The underlying dispute concerns the Final Award in the UNCITRAL case Achmea (formerly known as Eureko) v Slovak Republic. Based on the Dutch-Slovak BIT, the Dutch insurance company Eureko had initiated arbitral proceedings against the Slovak Republic in 2008 with regard to measures enacted in the Slovak health insurance sector. In 2012, a Frankfurt-seated tribunal awarded Eureko, which by then had changed its name into Achmea, an amount of € 22.1 million plus interest and also a reimbursement for legal fees and costs. The Slovak Republic challenged the Final Award and also already a 2010 Award on Jurisdiction, Arbitrability and Suspension before the Higher Regional Court of Frankfurt.

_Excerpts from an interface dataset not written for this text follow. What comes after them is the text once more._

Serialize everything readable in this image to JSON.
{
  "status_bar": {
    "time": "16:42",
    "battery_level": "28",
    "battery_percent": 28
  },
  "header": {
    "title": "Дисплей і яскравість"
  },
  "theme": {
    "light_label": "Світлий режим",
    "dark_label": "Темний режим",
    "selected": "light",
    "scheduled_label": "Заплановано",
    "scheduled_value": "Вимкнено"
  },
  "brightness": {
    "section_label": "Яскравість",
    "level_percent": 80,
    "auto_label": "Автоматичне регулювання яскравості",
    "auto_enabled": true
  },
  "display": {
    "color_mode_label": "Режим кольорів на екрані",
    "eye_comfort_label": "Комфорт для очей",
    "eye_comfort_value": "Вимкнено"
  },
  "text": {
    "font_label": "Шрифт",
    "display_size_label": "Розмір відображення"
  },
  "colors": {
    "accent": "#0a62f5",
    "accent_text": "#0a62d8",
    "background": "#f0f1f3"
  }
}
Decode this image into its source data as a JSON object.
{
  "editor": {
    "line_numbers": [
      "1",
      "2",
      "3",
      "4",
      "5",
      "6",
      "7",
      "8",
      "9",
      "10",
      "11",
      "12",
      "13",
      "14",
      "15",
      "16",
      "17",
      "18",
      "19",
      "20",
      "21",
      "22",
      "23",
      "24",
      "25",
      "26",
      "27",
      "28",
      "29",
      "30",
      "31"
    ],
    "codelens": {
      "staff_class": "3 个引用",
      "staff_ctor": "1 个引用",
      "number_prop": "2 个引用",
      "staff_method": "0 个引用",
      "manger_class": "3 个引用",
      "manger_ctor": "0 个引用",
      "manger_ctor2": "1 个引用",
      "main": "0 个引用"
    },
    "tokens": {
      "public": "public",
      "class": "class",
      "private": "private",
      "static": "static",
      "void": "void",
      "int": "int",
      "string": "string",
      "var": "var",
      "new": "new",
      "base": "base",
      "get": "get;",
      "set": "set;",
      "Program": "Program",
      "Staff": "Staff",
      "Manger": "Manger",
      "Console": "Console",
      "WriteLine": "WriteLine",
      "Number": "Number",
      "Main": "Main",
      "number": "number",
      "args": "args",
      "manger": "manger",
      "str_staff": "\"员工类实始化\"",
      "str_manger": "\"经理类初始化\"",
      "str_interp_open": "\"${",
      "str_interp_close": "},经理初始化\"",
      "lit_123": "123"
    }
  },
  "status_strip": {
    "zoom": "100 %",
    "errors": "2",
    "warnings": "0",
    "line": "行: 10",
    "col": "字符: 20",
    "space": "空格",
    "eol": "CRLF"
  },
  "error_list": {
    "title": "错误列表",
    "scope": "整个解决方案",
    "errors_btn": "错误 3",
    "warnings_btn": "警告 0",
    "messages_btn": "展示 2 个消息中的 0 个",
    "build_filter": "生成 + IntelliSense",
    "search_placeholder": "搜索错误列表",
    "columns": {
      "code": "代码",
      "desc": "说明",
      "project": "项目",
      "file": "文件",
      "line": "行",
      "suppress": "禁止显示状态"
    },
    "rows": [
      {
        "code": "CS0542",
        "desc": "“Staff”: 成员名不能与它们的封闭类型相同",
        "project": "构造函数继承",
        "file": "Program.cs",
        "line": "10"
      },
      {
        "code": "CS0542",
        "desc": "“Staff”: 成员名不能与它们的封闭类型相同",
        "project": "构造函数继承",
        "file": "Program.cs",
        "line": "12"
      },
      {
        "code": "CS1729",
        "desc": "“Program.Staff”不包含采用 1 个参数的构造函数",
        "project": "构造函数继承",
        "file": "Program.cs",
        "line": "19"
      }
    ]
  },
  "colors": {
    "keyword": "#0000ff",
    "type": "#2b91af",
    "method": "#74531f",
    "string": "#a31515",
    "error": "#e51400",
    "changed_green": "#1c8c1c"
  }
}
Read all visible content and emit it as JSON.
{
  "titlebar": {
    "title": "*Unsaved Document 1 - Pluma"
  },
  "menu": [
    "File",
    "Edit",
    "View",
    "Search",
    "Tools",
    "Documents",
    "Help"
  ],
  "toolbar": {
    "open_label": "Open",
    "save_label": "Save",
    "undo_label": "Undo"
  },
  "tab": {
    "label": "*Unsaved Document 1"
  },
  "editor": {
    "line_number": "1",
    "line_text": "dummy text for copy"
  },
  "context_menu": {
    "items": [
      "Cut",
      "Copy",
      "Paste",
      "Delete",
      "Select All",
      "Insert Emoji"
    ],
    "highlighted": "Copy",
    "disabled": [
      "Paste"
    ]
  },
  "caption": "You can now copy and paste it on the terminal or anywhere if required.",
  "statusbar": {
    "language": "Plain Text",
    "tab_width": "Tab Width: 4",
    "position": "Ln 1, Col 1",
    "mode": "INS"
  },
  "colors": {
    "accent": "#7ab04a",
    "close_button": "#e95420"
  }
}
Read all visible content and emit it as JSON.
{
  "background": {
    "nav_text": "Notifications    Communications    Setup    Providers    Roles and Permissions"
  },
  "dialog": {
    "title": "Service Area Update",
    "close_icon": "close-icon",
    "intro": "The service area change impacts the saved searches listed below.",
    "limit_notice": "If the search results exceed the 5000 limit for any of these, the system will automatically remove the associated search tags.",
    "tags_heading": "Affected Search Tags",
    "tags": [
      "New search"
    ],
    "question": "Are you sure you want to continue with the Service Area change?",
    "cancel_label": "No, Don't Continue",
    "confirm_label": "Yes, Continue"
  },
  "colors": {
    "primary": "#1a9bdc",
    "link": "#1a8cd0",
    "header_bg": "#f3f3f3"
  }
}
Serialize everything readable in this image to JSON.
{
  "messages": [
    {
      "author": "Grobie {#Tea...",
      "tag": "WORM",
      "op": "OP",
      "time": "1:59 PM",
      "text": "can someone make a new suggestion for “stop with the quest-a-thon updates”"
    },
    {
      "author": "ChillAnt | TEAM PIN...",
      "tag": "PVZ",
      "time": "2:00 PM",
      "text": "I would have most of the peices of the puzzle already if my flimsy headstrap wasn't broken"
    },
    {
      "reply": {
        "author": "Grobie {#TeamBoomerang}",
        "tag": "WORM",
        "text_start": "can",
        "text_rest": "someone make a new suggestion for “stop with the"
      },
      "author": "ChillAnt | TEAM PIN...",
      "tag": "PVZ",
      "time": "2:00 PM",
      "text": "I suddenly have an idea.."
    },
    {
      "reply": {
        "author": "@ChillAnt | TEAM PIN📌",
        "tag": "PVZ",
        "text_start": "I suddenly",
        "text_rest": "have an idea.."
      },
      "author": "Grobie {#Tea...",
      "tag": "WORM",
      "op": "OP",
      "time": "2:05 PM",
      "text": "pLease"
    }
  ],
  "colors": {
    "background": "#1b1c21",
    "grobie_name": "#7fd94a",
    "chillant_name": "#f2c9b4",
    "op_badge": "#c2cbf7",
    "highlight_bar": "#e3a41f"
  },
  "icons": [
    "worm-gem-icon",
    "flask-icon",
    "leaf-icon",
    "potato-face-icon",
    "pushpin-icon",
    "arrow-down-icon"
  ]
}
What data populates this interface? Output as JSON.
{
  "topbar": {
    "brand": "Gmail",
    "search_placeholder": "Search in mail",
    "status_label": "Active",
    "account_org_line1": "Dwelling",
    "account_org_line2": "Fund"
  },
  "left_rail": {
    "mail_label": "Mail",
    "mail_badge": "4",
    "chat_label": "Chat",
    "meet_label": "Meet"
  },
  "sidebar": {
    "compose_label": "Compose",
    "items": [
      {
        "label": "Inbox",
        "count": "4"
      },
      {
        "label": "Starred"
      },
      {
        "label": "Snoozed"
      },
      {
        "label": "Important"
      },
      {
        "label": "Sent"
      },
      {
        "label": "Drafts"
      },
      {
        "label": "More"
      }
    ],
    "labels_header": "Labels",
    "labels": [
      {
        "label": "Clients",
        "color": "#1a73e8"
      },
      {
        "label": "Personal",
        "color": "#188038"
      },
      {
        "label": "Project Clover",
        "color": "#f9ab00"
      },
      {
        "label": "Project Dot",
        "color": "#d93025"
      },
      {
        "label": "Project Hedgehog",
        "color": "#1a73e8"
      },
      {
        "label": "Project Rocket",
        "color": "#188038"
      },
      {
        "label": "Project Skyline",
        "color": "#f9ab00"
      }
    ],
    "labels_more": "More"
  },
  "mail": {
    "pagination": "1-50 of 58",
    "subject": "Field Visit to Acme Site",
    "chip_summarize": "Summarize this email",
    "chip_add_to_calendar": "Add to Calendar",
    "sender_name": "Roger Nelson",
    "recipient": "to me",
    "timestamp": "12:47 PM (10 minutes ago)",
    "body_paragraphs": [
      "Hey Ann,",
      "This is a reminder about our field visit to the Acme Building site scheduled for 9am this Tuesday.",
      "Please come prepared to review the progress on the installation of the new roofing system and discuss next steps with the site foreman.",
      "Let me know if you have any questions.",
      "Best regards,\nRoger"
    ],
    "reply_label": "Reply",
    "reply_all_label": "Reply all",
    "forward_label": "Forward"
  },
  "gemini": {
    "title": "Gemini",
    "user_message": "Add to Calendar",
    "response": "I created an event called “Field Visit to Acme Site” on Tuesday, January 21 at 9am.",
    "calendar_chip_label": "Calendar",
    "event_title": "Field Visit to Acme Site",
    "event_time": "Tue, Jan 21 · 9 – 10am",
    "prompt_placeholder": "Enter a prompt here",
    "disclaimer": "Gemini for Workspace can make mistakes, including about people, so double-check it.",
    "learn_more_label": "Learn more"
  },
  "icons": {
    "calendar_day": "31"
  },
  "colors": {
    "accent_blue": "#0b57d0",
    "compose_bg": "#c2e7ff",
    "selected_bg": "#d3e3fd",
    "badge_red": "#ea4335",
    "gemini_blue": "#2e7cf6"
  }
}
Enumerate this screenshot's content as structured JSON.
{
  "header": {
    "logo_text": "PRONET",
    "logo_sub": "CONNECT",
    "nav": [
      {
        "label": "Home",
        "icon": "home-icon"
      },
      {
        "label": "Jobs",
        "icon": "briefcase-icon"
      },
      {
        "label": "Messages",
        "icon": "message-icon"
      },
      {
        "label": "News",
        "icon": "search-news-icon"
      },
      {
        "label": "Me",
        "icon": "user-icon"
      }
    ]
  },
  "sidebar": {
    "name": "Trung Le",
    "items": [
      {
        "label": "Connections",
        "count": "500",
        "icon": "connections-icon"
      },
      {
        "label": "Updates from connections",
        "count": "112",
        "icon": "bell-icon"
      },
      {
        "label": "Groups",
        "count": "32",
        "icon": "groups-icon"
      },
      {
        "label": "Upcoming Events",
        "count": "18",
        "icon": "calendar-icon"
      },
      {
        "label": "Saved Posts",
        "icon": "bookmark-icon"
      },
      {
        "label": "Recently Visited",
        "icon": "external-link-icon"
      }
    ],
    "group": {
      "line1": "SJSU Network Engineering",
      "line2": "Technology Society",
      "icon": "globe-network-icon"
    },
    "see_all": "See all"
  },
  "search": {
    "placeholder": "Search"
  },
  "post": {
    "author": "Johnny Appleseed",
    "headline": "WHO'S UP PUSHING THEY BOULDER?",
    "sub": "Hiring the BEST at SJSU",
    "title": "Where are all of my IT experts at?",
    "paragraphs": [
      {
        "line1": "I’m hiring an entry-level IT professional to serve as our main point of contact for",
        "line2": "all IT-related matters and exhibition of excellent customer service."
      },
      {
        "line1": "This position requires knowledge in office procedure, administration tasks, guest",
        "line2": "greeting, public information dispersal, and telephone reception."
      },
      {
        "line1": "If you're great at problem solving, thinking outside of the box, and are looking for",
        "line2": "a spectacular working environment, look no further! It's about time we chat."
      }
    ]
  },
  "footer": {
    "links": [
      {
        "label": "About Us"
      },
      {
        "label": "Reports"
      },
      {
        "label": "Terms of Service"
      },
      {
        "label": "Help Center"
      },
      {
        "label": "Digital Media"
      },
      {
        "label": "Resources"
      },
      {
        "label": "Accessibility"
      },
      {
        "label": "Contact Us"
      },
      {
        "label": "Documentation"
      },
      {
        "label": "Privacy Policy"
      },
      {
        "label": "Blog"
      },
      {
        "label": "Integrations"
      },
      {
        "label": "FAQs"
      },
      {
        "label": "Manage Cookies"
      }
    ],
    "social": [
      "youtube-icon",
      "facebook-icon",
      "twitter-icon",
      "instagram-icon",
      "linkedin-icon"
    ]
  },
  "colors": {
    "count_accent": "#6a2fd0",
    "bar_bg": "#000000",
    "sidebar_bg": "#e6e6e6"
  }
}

While the Higher Regional Court of Frankfurt found that all questions related to EU law had been sufficiently answered in the jurisprudence of the ECJ and – relying on the acte claire doctrine – refrained from requesting a preliminary ruling by the ECJ, the German Federal Court of Justice decided otherwise in May 2016. In particular, it requested the ECJ’s judgment on the compatibility with Articles 344, 267 and 18 TFEU of the BIT’s arbitration clause. In its decision, the Federal Court of Justice still also expressed sympathy for the Higher Regional Court’s assessment that no incompatibility existed. ECJ Advocate General Wathelet took a similar position in his 2017 opinion on the matter. What is more, the Advocate General also argued that intra-EU investment tribunals should be allowed to request preliminary rulings from the ECJ under Article 267 TFEU. This would have opened the door for a stronger integration of intra-EU investment tribunals into the European judicial system.
The ECJ, however, did not follow Advocate General Wathelet’s suggestion. It rather slammed the door in the face of intra-EU investment tribunal’s on the basis of similar treaties when it decided that Articles 267 and 344 TFEU are to be interpreted as not allowing for a provision in a bilateral treaty between two member states of the kind of the BIT’s arbitration clause. It did not further address the Advocate General’s reasoning.
The practical implications of the ECJ’s decision – also for pending proceedings under other investment agreements – now need to be evaluated intensively. On 19 March 2018, the decision will also be the subject of the inaugural Luther Dispute Resolution Lecture at Hamburg‘s Bucerius Law School. More information and registration details are available here.